The trial court set aside the default judgment and set the case for trial. But then the Wolf’s lawyer missed a case management conference, and the trial court entered ANOTHER default and then a default final judgment the following day.
Six days later, a new attorney filed a notice of appearance on behalf of the Wolfs and filed a motion to set aside the second default. The motion sought relief under Rule 1.540(b), alleging excusable neglect and a meritorious defense. The prior attorney filled out an affidavit making his case for excusable neglect. First, he said that he didn’t receive the hearing notice because his credentials on the statewide e-filing portal had lapsed. Second, he claimed he and his family were dealing with a serious medical issue. Third, he claimed that he had an extreme caseload and staff shortages. Fourth, he claimed that the dentist’s attorney “had caused confusion, because another attorney had filed a second suit on the same worthless check charge against appellants, and prior counsel had discussions with appellee’s attorney with respect to this second suit, believing that appellee would be dismissing the first suit.” The Wolfs also filed an affidavit stating that they sought new counsel as soon as they learned of the default and their prior lawyer’s failure to attend the case management conference.
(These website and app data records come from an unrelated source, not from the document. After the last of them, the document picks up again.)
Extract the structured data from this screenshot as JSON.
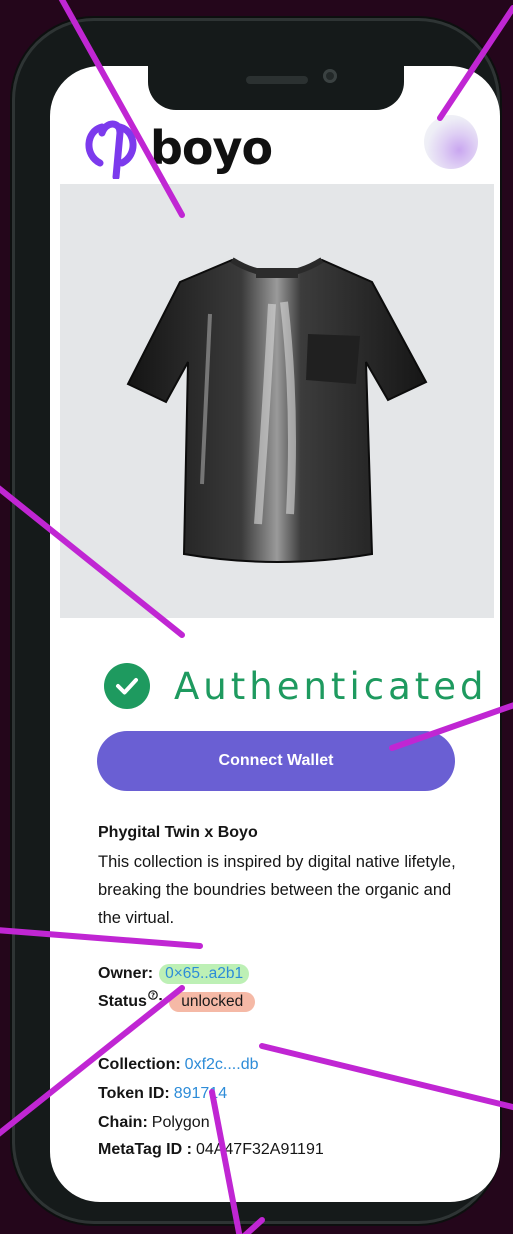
{
  "brand": {
    "name": "boyo",
    "logo_icon": "phi-logo-icon",
    "accent": "#7c3aed"
  },
  "profile": {
    "icon": "avatar-gradient-icon"
  },
  "product": {
    "image": "black-sequin-tshirt"
  },
  "status_banner": {
    "text": "Authenticated",
    "icon": "check-circle-icon",
    "color": "#1e9a5f"
  },
  "actions": {
    "connect_label": "Connect Wallet",
    "color": "#6a5fd3"
  },
  "collection_info": {
    "title": "Phygital Twin x Boyo",
    "description": "This collection is inspired by digital native lifetyle, breaking the boundries between the organic and the virtual."
  },
  "details": {
    "owner_label": "Owner:",
    "owner_value": "0×65..a2b1",
    "status_label": "Status",
    "status_help_icon": "question-circle-icon",
    "status_colon": ":",
    "status_value": "unlocked",
    "collection_label": "Collection:",
    "collection_value": "0xf2c....db",
    "token_label": "Token ID:",
    "token_value": "891714",
    "chain_label": "Chain:",
    "chain_value": "Polygon",
    "metatag_label": "MetaTag ID :",
    "metatag_value": "04A47F32A91191"
  },
  "annotations": {
    "line_color": "#c026d3"
  }
}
The dentist offered no evidence, but argued that a second default was cause for a crackdown.
The trial court agreed and found no excusable neglect. The Wolfs appealed.
The DCA noted that in order to set aside a default final judgment under Rule 1.540(b), the trial court must find excusable neglect, a meritorious defense, and due diligence in seeking relief.
The DCA held that excusable neglect had been shown for the reasons provided by the lawyer. Also, there was a meritorious defense, as intent to defraud—not intent to dispute the charges—is required for the cause of action.
The trial court did not address due diligence, but the motion was filed within six days of the default, which constituted due diligence.